CHICAGO – The Bears trailed 10-0 when they ventured deep inside Vikings territory early in the second quarter of Monday night's 17-9 loss to the Vikings at Soldier Field.

Young and very green Justin Fields had just completed a 6-yard pass to Darnell Mooney on third-and-3 from the Vikings' 19. Heck, the Bears actually looked competent enough to make a game of it despite losing 14 players, including their top five defensive backs, to the COVID-19 reserve list.

Two snaps later, the officials ruled running back David Montgomery down despite the fact defensive end Sheldon Richardson had emerged from the pile with the ball in his hands.

Richardson objected. Coach Mike Zimmer did as well before lobbing his red challenge flag onto the field.

After Richardson talked him into it, that is.

"Yeah, he did," Zimmer admitted. "He promised me that it was a fumble. I just talked to him, and he said, when I looked at him, he thought, you know – I can't say what he said, but I said, 'I'm glad you were right.' I said, 'Nice challenge,' to him too, by the way."

Zimmer came into the game having won fewer than half of his challenges in his eight seasons as Vikings coach. He was 25 for 51.

Thanks to Richardson, make it a game-changing 26th correct challenge for Zim, who is now 3-3 this season. After further review, a sea of knees going every which way showed neither one belonging to Montgomery had touched the ground.

Vikings ball at the Minnesota 12.

The Vikings offense did nothing with the gift, going three and out. They also would get just three points off two fumbles, a muffed punt and a missed Bears field goal.

But none of that would matter against Matt Nagy's bumbling and undisciplined Bears. The Vikings played horrendously on offense as well, but two of their scoring drives included two personal foul penalties on the Bears, including three on third downs and one on Nagy in the red zone for unsportsmanlike conduct.

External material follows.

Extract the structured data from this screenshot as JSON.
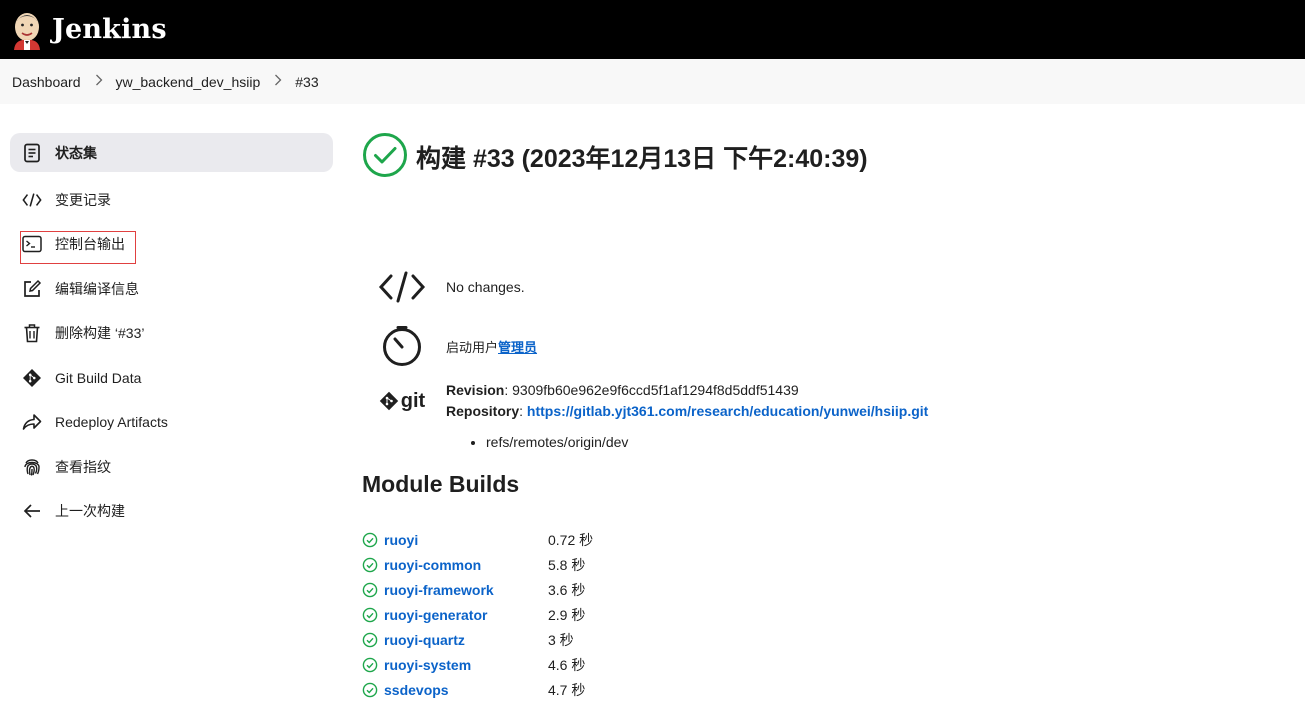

Zimmer's successful challenge set in motion a string of woeful ineffectiveness by the Bears in Vikings territory, not to mention a sturdy resolve by a defense that has blown lead after lead after lead all season.

Yes, you might call it ugly, but Zimmer saw beauty in holding an opponent to nine points in seven trips to the Vikings' 31or closer. Especially when it put his team back into the NFC's seventh seed with a 7-7 record.

The Bears reached the Vikings' 10- , 16- , 31- , 21- , 9- , 14- and 19-yard lines. They turned the ball over on downs three straight times inside the 22 in the second half until a meaningless 19-yard touchdown completion as time expired.

Nagy, meanwhile, went 1-for-2 on challenges. He's 3-3 this year and 7-9 in his Bears career, which has three weeks until is expires.

Nagy successfully challenged the spot of the ball on a third-down run by Kirk Cousins deep in Vikings territory. That led to a 17-yard punt that was partially blocked.

The Bears took over at the Vikings' 30 down 17-3 with 17 ½ minutes to play. But, of course, they turned the ball over on downs at the 21.

Nagy's other challenge – an incompletion to Mooney into the end zone on fourth-and-goal from the 9 – failed.

And for all of you who like to count Cousins' prime-time wins, well, he just got one while completing 12 of 24 passes for 87 yards, four sacks, two touchdowns, and interception at a 69.3 passer rating. He has now thrown at least two touchdown passes in 10 consecutive road games.

Thanks to his defense and the bumbling Bears, Cousins left Soldier Field with a 58-58-2 career record.

"Good to get a win tonight," Zimmer said. "There were a lot of good things. And some things we need to definitely clean up."

Yep. But thanks to Richardson's strip and negotiation skills, Zimmer's successful challenge kept the bumbling Bears from getting what could have been some dangerous momentum early on.